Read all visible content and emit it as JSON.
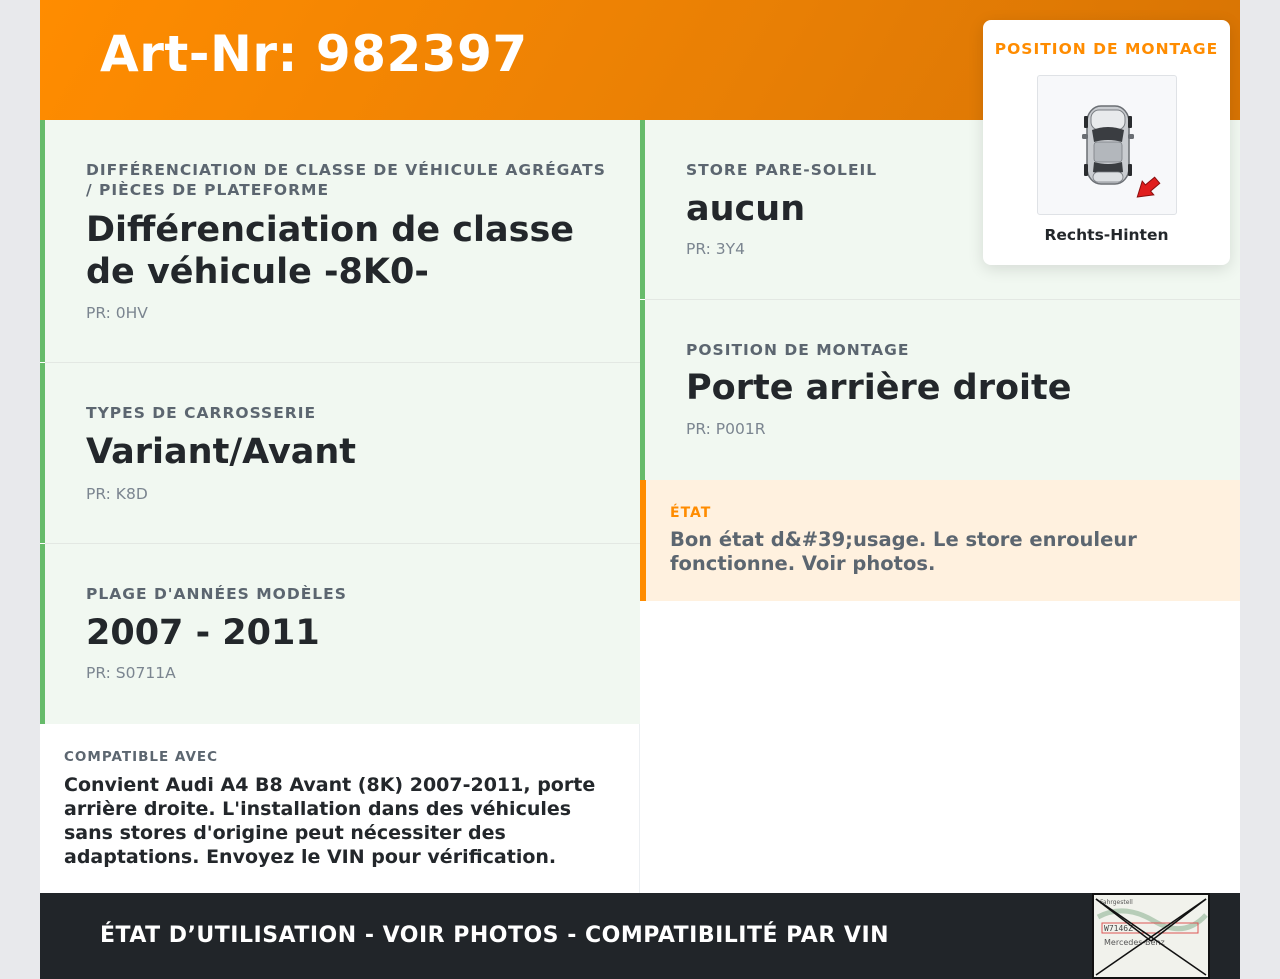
{
  "header": {
    "title": "Art-Nr: 982397"
  },
  "cards_left": [
    {
      "label": "DIFFÉRENCIATION DE CLASSE DE VÉHICULE AGRÉGATS / PIÈCES DE PLATEFORME",
      "value": "Différenciation de classe de véhicule -8K0-",
      "pr": "PR: 0HV"
    },
    {
      "label": "TYPES DE CARROSSERIE",
      "value": "Variant/Avant",
      "pr": "PR: K8D"
    },
    {
      "label": "PLAGE D'ANNÉES MODÈLES",
      "value": "2007 - 2011",
      "pr": "PR: S0711A"
    }
  ],
  "cards_right": [
    {
      "label": "STORE PARE-SOLEIL",
      "value": "aucun",
      "pr": "PR: 3Y4"
    },
    {
      "label": "POSITION DE MONTAGE",
      "value": "Porte arrière droite",
      "pr": "PR: P001R"
    }
  ],
  "state": {
    "label": "ÉTAT",
    "text": "Bon état d&#39;usage. Le store enrouleur fonctionne. Voir photos."
  },
  "compat": {
    "label": "COMPATIBLE AVEC",
    "text": "Convient Audi A4 B8 Avant (8K) 2007-2011, porte arrière droite. L'installation dans des véhicules sans stores d'origine peut nécessiter des adaptations. Envoyez le VIN pour vérification."
  },
  "mount_card": {
    "label": "POSITION DE MONTAGE",
    "caption": "Rechts-Hinten",
    "image_icon": "car-top-view-icon"
  },
  "footer": {
    "text": "ÉTAT D’UTILISATION - VOIR PHOTOS - COMPATIBILITÉ PAR VIN",
    "thumb_text_top": "Fahrgestell",
    "thumb_text_mid": "W7146Z",
    "thumb_text_bottom": "Mercedes-Benz"
  },
  "colors": {
    "accent": "#ff8c00",
    "card_bg": "#f1f8f1",
    "card_border": "#66bb6a",
    "state_bg": "#fff1df",
    "footer_bg": "#212529"
  }
}
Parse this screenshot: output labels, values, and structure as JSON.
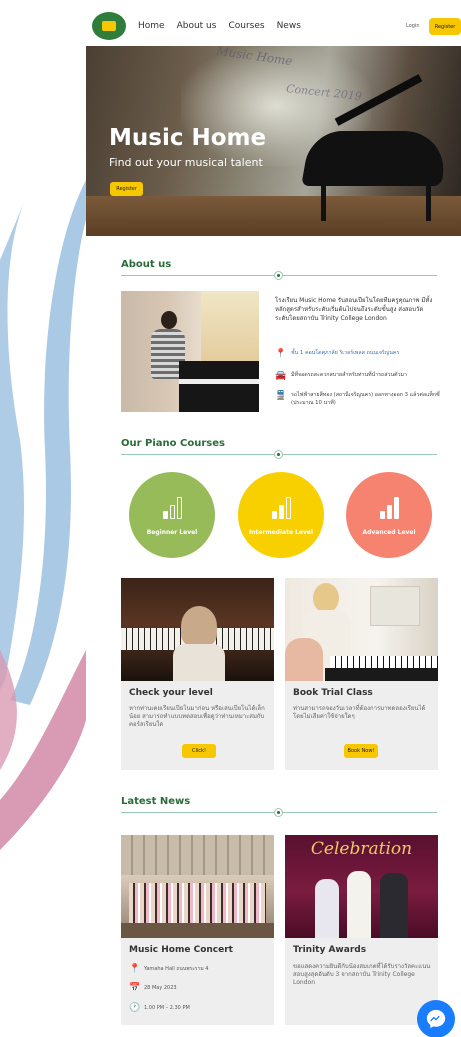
{
  "header": {
    "nav": [
      "Home",
      "About us",
      "Courses",
      "News"
    ],
    "login": "Login",
    "register": "Register"
  },
  "hero": {
    "title": "Music Home",
    "subtitle": "Find out your musical talent",
    "button": "Register",
    "script_text_1": "Music Home",
    "script_text_2": "Concert 2019"
  },
  "about": {
    "title": "About us",
    "description": "โรงเรียน Music Home รับสอนเปียโนโดยทีมครูคุณภาพ มีทั้งหลักสูตรสำหรับระดับเริ่มต้นไปจนถึงระดับขั้นสูง ส่งสอบวัดระดับโดยสถาบัน Trinity College London",
    "items": [
      {
        "icon": "location-pin-icon",
        "text": "ชั้น 1 คอนโดศุภาลัย ริเวอร์เพลส ถนนเจริญนคร"
      },
      {
        "icon": "car-icon",
        "text": "มีที่จอดรถสะดวกสบายสำหรับท่านที่นำรถส่วนตัวมา"
      },
      {
        "icon": "train-icon",
        "text": "รถไฟฟ้าสายสีทอง (สถานีเจริญนคร) ออกทางออก 3 แล้วต่อแท็กซี่ (ประมาณ 10 นาที)"
      }
    ]
  },
  "courses": {
    "title": "Our Piano Courses",
    "levels": [
      {
        "label": "Beginner Level",
        "color": "#98bb5a"
      },
      {
        "label": "Intermediate Level",
        "color": "#f8d000"
      },
      {
        "label": "Advanced Level",
        "color": "#f58370"
      }
    ],
    "cards": [
      {
        "title": "Check your level",
        "text": "หากท่านเคยเรียนเปียโนมาก่อน หรือเล่นเปียโนได้เล็กน้อย สามารถทำแบบทดสอบเพื่อดูว่าท่านเหมาะสมกับคอร์สเรียนใด",
        "button": "Click!"
      },
      {
        "title": "Book Trial Class",
        "text": "ท่านสามารถจองวันเวลาที่ต้องการมาทดลองเรียนได้โดยไม่เสียค่าใช้จ่ายใดๆ",
        "button": "Book Now!"
      }
    ]
  },
  "news": {
    "title": "Latest News",
    "items": [
      {
        "title": "Music Home Concert",
        "location": "Yamaha Hall ถนนพระราม 4",
        "date": "28 May 2023",
        "time": "1.00 PM – 2.30 PM"
      },
      {
        "title": "Trinity Awards",
        "text": "ขอแสดงความยินดีกับน้องสมเกตที่ได้รับรางวัลคะแนนสอบสูงสุดอันดับ 3 จากสถาบัน Trinity College London",
        "banner": "Celebration"
      }
    ]
  },
  "colors": {
    "accent": "#f7c700",
    "heading": "#2b6b3a",
    "ribbon_blue": "#aac9e4",
    "ribbon_pink": "#d99ab3"
  }
}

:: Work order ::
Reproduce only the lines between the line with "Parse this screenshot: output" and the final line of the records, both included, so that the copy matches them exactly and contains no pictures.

:: Answer section ::
Parse this screenshot: output labels, values, and structure as JSON.
{
  "header": {
    "nav": [
      "Home",
      "About us",
      "Courses",
      "News"
    ],
    "login": "Login",
    "register": "Register"
  },
  "hero": {
    "title": "Music Home",
    "subtitle": "Find out your musical talent",
    "button": "Register",
    "script_text_1": "Music Home",
    "script_text_2": "Concert 2019"
  },
  "about": {
    "title": "About us",
    "description": "โรงเรียน Music Home รับสอนเปียโนโดยทีมครูคุณภาพ มีทั้งหลักสูตรสำหรับระดับเริ่มต้นไปจนถึงระดับขั้นสูง ส่งสอบวัดระดับโดยสถาบัน Trinity College London",
    "items": [
      {
        "icon": "location-pin-icon",
        "text": "ชั้น 1 คอนโดศุภาลัย ริเวอร์เพลส ถนนเจริญนคร"
      },
      {
        "icon": "car-icon",
        "text": "มีที่จอดรถสะดวกสบายสำหรับท่านที่นำรถส่วนตัวมา"
      },
      {
        "icon": "train-icon",
        "text": "รถไฟฟ้าสายสีทอง (สถานีเจริญนคร) ออกทางออก 3 แล้วต่อแท็กซี่ (ประมาณ 10 นาที)"
      }
    ]
  },
  "courses": {
    "title": "Our Piano Courses",
    "levels": [
      {
        "label": "Beginner Level",
        "color": "#98bb5a"
      },
      {
        "label": "Intermediate Level",
        "color": "#f8d000"
      },
      {
        "label": "Advanced Level",
        "color": "#f58370"
      }
    ],
    "cards": [
      {
        "title": "Check your level",
        "text": "หากท่านเคยเรียนเปียโนมาก่อน หรือเล่นเปียโนได้เล็กน้อย สามารถทำแบบทดสอบเพื่อดูว่าท่านเหมาะสมกับคอร์สเรียนใด",
        "button": "Click!"
      },
      {
        "title": "Book Trial Class",
        "text": "ท่านสามารถจองวันเวลาที่ต้องการมาทดลองเรียนได้โดยไม่เสียค่าใช้จ่ายใดๆ",
        "button": "Book Now!"
      }
    ]
  },
  "news": {
    "title": "Latest News",
    "items": [
      {
        "title": "Music Home Concert",
        "location": "Yamaha Hall ถนนพระราม 4",
        "date": "28 May 2023",
        "time": "1.00 PM – 2.30 PM"
      },
      {
        "title": "Trinity Awards",
        "text": "ขอแสดงความยินดีกับน้องสมเกตที่ได้รับรางวัลคะแนนสอบสูงสุดอันดับ 3 จากสถาบัน Trinity College London",
        "banner": "Celebration"
      }
    ]
  },
  "colors": {
    "accent": "#f7c700",
    "heading": "#2b6b3a",
    "ribbon_blue": "#aac9e4",
    "ribbon_pink": "#d99ab3"
  }
}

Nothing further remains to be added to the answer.